As a participant in one of the service trips to the Gulf Coast last year, I can testify to the reality of the experience that one has on these trips. Leaving the Harvard bubble and going to the other side of America can be challenging.
What worries me?
As Harvard students, it often seems that we are expected to know all the answers. This is the worst type of attitude to take to other communities in which we may be volunteering. It is not only damaging to the community, but also limits the effect that a person can have as well as their ability to learn. After all, it is not our community—it belongs to the people who live there. It is their history, their culture, their pride that they are showing us. They are opening up their homes to us.
Though many of these communities may not have the same resources that we possess at Harvard, they still have something valuable to share with us. Reflecting on her experience last year in New Orleans, Ffyona V. Patel ’07 remarked, “It wasn’t us teaching them—it was them showing us what their community was like, what it used to be, and what they are striving for it to be in the future.”

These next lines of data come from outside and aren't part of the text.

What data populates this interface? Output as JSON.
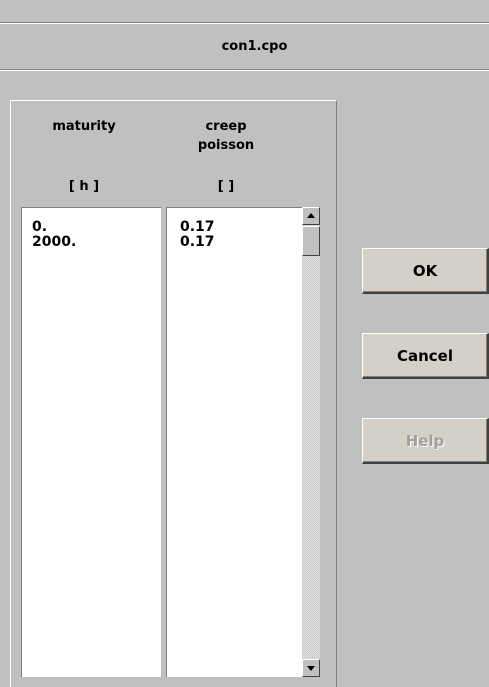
{
  "window": {
    "title": "con1.cpo"
  },
  "table": {
    "columns": [
      {
        "header": [
          "maturity"
        ],
        "unit": "[ h ]"
      },
      {
        "header": [
          "creep",
          "poisson"
        ],
        "unit": "[ ]"
      }
    ],
    "rows": [
      [
        "0.",
        "0.17"
      ],
      [
        "2000.",
        "0.17"
      ]
    ]
  },
  "buttons": {
    "ok": "OK",
    "cancel": "Cancel",
    "help": "Help"
  },
  "scrollbar": {
    "up_icon": "arrow-up-icon",
    "down_icon": "arrow-down-icon"
  }
}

When a person goes to one of these communities, class distinctions can be apparent immediately, and people in the communities can tell whether or not we are being condescending. None of us likes to be looked down upon, and it would be foolish for us to believe that members of communities with fewer advantages than our own would appreciate condescending treatment or attitudes either. It is important that anyone participating in a service trip remains as humble as possible.
That is not to say that it is not okay to feel good about oneself. Instead, it is meant to suggest that a person should not become self-righteous and feel that he is better than others because he has chosen to spend time serving those in need. The attitude that a self-righteous feeling can be detrimental to the relationship between the visitors and actual residents of the community.
I am also not trying to imply that these communities are ungrateful for our help. Service trips have undoubtedly had an extensive impact on the development of regions—especially regions struck by serious disasters, such as the Gulf Coast. Gayatri S. Datar ’07, a leader of multiple trips to the gulf coast, observed that “volunteer efforts are really what’s pushing things through” in the Gulf Coast region.
My experience in New Orleans helped me to realize that these trips are about more than people simply needing our help. As I talked to residents of the area, I began to learn more about the struggles and hopes of other people whose lives had been drastically changed. As I worked side by side with people from the area and talked with them, I gave them a piece of myself and they gave me pieces of themselves. It was an exchange in our humanity, and I grew as a result.
Sure, it wasn’t the easiest week of my life. Everything did not fall directly into place, and I was not always in my comfort zone. On trips such as these, being comfortable is not the most important thing. By remembering that the trip is really about serving the community, a person can do more than have a positive effect on the lives of the residents of the community—he can also have an experience that changes his own life.
Lumumba Seegars ’09 is a social studies concentrator in Dunster House. His column appears on alternate Fridays.